*** Opening Data section ***

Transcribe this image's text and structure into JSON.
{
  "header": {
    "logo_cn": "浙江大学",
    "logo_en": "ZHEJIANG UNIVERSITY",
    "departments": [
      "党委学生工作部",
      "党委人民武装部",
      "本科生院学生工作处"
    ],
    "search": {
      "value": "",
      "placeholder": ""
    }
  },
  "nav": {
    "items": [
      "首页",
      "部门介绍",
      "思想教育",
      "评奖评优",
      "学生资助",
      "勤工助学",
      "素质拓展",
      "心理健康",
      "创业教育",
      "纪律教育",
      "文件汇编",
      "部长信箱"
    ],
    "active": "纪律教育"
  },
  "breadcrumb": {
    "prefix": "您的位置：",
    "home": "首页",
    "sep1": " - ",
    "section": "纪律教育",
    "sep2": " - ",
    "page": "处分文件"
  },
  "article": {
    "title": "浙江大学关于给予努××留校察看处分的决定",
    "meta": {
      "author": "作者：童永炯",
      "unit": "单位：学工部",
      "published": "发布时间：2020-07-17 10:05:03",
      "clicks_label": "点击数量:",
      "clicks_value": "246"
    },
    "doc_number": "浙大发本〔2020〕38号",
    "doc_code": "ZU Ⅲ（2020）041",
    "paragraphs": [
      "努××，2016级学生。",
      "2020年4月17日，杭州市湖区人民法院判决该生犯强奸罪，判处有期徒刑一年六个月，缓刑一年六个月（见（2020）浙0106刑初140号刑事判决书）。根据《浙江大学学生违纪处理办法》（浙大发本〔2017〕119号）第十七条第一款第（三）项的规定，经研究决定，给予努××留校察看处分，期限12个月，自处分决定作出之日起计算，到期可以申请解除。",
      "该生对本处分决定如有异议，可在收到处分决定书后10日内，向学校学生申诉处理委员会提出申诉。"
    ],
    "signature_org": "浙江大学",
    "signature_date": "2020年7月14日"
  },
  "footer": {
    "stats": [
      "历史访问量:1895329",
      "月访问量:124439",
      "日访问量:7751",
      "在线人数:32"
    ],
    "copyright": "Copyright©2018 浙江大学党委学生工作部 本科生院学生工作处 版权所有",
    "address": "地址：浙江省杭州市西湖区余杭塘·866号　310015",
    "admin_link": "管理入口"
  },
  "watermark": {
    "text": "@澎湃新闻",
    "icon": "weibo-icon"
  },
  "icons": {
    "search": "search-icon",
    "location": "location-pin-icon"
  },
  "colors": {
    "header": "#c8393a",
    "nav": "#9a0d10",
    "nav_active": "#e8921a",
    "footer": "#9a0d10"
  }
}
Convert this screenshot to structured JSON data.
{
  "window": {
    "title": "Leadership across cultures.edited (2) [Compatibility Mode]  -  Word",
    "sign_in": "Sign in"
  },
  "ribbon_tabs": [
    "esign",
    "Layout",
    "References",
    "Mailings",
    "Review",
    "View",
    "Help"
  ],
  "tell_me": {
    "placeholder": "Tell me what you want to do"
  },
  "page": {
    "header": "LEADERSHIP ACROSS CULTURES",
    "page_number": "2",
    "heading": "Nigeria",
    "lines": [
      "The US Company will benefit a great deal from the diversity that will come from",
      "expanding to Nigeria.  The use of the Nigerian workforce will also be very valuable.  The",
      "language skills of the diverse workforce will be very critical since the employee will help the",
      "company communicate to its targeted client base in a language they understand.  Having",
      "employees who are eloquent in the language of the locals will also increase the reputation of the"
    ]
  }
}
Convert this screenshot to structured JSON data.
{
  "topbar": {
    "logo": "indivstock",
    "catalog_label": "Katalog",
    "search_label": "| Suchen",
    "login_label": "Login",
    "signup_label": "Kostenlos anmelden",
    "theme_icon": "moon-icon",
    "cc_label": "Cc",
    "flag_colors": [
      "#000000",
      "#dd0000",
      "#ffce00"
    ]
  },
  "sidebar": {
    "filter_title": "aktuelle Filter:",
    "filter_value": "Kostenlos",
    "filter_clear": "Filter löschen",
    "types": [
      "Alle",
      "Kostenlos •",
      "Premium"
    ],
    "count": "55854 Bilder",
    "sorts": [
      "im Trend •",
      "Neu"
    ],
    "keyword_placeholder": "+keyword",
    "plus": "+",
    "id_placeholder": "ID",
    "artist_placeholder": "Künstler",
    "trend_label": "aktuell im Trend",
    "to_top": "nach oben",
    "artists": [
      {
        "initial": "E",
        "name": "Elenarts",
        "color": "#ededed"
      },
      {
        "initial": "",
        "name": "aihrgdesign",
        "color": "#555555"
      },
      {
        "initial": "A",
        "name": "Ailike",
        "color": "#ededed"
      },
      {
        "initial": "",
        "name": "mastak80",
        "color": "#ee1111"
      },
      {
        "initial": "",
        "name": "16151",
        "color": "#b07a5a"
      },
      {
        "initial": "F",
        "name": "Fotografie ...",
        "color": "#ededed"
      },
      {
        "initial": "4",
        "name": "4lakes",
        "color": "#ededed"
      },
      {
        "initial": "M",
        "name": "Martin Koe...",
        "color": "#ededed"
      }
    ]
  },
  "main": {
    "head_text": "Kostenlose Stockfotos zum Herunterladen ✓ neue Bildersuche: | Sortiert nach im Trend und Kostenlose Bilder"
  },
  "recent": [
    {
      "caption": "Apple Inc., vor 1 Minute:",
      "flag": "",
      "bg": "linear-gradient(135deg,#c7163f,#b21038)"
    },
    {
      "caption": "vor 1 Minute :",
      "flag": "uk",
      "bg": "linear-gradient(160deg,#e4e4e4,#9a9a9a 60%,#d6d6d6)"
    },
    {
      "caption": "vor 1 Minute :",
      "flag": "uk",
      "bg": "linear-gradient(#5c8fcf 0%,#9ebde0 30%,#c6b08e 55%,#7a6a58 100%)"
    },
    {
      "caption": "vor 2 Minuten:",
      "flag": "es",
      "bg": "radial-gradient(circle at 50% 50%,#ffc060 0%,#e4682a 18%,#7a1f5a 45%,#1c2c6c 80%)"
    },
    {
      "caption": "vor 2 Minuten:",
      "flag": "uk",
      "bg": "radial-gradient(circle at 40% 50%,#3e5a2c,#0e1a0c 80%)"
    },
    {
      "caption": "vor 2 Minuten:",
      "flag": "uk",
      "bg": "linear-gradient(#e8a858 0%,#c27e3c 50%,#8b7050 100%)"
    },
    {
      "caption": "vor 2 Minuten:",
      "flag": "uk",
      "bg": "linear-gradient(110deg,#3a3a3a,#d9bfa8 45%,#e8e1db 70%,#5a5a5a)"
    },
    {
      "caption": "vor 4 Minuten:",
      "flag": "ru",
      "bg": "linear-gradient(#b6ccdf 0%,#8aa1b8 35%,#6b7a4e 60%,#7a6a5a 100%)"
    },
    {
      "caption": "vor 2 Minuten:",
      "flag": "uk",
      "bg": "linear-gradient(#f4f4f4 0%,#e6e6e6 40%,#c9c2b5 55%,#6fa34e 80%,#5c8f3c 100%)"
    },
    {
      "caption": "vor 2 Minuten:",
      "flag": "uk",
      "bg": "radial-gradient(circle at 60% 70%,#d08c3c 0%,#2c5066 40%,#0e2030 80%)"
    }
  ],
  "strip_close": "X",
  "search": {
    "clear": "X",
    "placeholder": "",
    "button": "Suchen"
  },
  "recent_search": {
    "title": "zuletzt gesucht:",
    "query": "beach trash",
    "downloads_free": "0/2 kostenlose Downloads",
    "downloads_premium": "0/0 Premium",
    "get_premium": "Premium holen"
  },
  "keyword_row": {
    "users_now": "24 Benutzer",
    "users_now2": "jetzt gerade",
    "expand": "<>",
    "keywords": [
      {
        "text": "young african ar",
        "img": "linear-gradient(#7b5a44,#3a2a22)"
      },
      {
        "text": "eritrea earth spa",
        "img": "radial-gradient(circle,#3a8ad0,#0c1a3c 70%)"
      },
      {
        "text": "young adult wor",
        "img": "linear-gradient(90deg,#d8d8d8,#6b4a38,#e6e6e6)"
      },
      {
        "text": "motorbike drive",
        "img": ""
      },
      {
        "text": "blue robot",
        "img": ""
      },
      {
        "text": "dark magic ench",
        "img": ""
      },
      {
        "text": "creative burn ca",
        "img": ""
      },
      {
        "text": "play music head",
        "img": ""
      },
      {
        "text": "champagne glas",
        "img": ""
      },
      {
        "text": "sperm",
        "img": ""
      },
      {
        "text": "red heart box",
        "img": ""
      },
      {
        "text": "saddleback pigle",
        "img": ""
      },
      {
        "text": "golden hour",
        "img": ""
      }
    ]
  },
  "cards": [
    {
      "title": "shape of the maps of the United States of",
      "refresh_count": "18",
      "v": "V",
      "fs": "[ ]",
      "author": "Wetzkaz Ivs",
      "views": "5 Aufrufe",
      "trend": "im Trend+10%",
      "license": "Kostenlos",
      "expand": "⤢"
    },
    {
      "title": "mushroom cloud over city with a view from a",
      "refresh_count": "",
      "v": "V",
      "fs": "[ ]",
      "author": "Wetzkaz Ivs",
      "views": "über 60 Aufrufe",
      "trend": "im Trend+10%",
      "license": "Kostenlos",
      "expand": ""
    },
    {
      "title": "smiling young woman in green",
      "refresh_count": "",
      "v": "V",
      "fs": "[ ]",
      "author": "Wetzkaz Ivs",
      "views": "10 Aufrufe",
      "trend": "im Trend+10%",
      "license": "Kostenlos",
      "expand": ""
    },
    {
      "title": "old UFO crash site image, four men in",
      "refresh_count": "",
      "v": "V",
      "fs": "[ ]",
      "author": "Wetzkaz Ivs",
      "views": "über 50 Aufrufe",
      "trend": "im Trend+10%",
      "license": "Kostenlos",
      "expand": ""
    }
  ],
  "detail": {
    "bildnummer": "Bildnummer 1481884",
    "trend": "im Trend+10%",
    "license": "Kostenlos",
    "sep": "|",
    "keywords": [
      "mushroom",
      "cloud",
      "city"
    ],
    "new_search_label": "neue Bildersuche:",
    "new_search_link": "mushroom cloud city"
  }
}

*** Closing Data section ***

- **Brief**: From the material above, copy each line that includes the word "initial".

- **Result of this exercise**:
        "initial": "E",
        "initial": "",
        "initial": "A",
        "initial": "",
        "initial": "",
        "initial": "F",
        "initial": "4",
        "initial": "M",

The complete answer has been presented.